# [Required work]
Please copy the listing below in its entirety, without alteration.

━━━━━━

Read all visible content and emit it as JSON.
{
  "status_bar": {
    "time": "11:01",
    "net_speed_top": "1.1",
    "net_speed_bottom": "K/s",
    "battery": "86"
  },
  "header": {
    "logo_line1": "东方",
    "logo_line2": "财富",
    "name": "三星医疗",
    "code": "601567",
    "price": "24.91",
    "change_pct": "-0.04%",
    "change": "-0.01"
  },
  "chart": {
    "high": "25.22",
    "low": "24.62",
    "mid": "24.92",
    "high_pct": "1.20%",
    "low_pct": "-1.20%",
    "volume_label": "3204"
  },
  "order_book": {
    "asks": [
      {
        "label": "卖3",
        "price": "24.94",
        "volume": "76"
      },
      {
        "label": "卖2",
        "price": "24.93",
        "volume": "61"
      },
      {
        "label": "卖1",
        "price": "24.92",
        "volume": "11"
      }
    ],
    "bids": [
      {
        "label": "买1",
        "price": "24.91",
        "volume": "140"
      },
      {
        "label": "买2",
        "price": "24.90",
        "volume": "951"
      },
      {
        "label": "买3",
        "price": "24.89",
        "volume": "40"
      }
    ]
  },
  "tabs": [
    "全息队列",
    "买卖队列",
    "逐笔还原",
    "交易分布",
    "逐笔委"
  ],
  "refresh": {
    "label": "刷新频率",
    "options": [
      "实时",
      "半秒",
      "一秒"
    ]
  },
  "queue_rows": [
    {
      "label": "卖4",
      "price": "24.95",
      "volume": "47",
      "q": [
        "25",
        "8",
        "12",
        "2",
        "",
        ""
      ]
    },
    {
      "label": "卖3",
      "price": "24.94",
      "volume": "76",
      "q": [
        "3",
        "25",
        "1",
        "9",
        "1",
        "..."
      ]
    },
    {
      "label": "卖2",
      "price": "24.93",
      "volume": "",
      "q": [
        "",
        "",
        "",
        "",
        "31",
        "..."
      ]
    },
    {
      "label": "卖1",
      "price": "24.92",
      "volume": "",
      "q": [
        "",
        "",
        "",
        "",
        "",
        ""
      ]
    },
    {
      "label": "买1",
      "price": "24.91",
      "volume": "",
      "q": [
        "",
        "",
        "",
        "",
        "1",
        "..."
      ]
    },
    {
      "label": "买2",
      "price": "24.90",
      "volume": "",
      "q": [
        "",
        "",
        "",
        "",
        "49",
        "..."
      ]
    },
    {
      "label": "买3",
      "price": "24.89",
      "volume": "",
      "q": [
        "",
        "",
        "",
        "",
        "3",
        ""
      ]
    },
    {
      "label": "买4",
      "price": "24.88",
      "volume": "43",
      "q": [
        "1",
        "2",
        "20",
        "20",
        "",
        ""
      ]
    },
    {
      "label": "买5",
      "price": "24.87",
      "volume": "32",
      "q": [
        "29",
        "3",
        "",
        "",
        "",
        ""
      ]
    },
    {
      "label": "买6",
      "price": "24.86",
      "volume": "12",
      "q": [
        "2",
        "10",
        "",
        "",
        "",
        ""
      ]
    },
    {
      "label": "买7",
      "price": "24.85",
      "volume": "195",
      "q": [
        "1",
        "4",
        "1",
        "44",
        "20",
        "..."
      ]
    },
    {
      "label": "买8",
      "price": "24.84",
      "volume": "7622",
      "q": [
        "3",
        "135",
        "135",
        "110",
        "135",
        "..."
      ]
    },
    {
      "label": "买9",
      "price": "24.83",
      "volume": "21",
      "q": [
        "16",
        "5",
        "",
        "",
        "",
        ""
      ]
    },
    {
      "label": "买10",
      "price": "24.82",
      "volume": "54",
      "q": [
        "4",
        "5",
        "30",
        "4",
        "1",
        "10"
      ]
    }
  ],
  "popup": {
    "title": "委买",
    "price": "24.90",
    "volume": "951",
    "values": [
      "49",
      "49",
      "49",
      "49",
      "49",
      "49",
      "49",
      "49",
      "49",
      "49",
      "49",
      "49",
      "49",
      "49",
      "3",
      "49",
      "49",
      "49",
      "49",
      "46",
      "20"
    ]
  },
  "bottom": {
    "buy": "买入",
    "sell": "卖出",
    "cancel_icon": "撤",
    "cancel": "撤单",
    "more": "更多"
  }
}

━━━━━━

# [Result]
Read all visible content and emit it as JSON.
{
  "status_bar": {
    "time": "11:01",
    "net_speed_top": "1.1",
    "net_speed_bottom": "K/s",
    "battery": "86"
  },
  "header": {
    "logo_line1": "东方",
    "logo_line2": "财富",
    "name": "三星医疗",
    "code": "601567",
    "price": "24.91",
    "change_pct": "-0.04%",
    "change": "-0.01"
  },
  "chart": {
    "high": "25.22",
    "low": "24.62",
    "mid": "24.92",
    "high_pct": "1.20%",
    "low_pct": "-1.20%",
    "volume_label": "3204"
  },
  "order_book": {
    "asks": [
      {
        "label": "卖3",
        "price": "24.94",
        "volume": "76"
      },
      {
        "label": "卖2",
        "price": "24.93",
        "volume": "61"
      },
      {
        "label": "卖1",
        "price": "24.92",
        "volume": "11"
      }
    ],
    "bids": [
      {
        "label": "买1",
        "price": "24.91",
        "volume": "140"
      },
      {
        "label": "买2",
        "price": "24.90",
        "volume": "951"
      },
      {
        "label": "买3",
        "price": "24.89",
        "volume": "40"
      }
    ]
  },
  "tabs": [
    "全息队列",
    "买卖队列",
    "逐笔还原",
    "交易分布",
    "逐笔委"
  ],
  "refresh": {
    "label": "刷新频率",
    "options": [
      "实时",
      "半秒",
      "一秒"
    ]
  },
  "queue_rows": [
    {
      "label": "卖4",
      "price": "24.95",
      "volume": "47",
      "q": [
        "25",
        "8",
        "12",
        "2",
        "",
        ""
      ]
    },
    {
      "label": "卖3",
      "price": "24.94",
      "volume": "76",
      "q": [
        "3",
        "25",
        "1",
        "9",
        "1",
        "..."
      ]
    },
    {
      "label": "卖2",
      "price": "24.93",
      "volume": "",
      "q": [
        "",
        "",
        "",
        "",
        "31",
        "..."
      ]
    },
    {
      "label": "卖1",
      "price": "24.92",
      "volume": "",
      "q": [
        "",
        "",
        "",
        "",
        "",
        ""
      ]
    },
    {
      "label": "买1",
      "price": "24.91",
      "volume": "",
      "q": [
        "",
        "",
        "",
        "",
        "1",
        "..."
      ]
    },
    {
      "label": "买2",
      "price": "24.90",
      "volume": "",
      "q": [
        "",
        "",
        "",
        "",
        "49",
        "..."
      ]
    },
    {
      "label": "买3",
      "price": "24.89",
      "volume": "",
      "q": [
        "",
        "",
        "",
        "",
        "3",
        ""
      ]
    },
    {
      "label": "买4",
      "price": "24.88",
      "volume": "43",
      "q": [
        "1",
        "2",
        "20",
        "20",
        "",
        ""
      ]
    },
    {
      "label": "买5",
      "price": "24.87",
      "volume": "32",
      "q": [
        "29",
        "3",
        "",
        "",
        "",
        ""
      ]
    },
    {
      "label": "买6",
      "price": "24.86",
      "volume": "12",
      "q": [
        "2",
        "10",
        "",
        "",
        "",
        ""
      ]
    },
    {
      "label": "买7",
      "price": "24.85",
      "volume": "195",
      "q": [
        "1",
        "4",
        "1",
        "44",
        "20",
        "..."
      ]
    },
    {
      "label": "买8",
      "price": "24.84",
      "volume": "7622",
      "q": [
        "3",
        "135",
        "135",
        "110",
        "135",
        "..."
      ]
    },
    {
      "label": "买9",
      "price": "24.83",
      "volume": "21",
      "q": [
        "16",
        "5",
        "",
        "",
        "",
        ""
      ]
    },
    {
      "label": "买10",
      "price": "24.82",
      "volume": "54",
      "q": [
        "4",
        "5",
        "30",
        "4",
        "1",
        "10"
      ]
    }
  ],
  "popup": {
    "title": "委买",
    "price": "24.90",
    "volume": "951",
    "values": [
      "49",
      "49",
      "49",
      "49",
      "49",
      "49",
      "49",
      "49",
      "49",
      "49",
      "49",
      "49",
      "49",
      "49",
      "3",
      "49",
      "49",
      "49",
      "49",
      "46",
      "20"
    ]
  },
  "bottom": {
    "buy": "买入",
    "sell": "卖出",
    "cancel_icon": "撤",
    "cancel": "撤单",
    "more": "更多"
  }
}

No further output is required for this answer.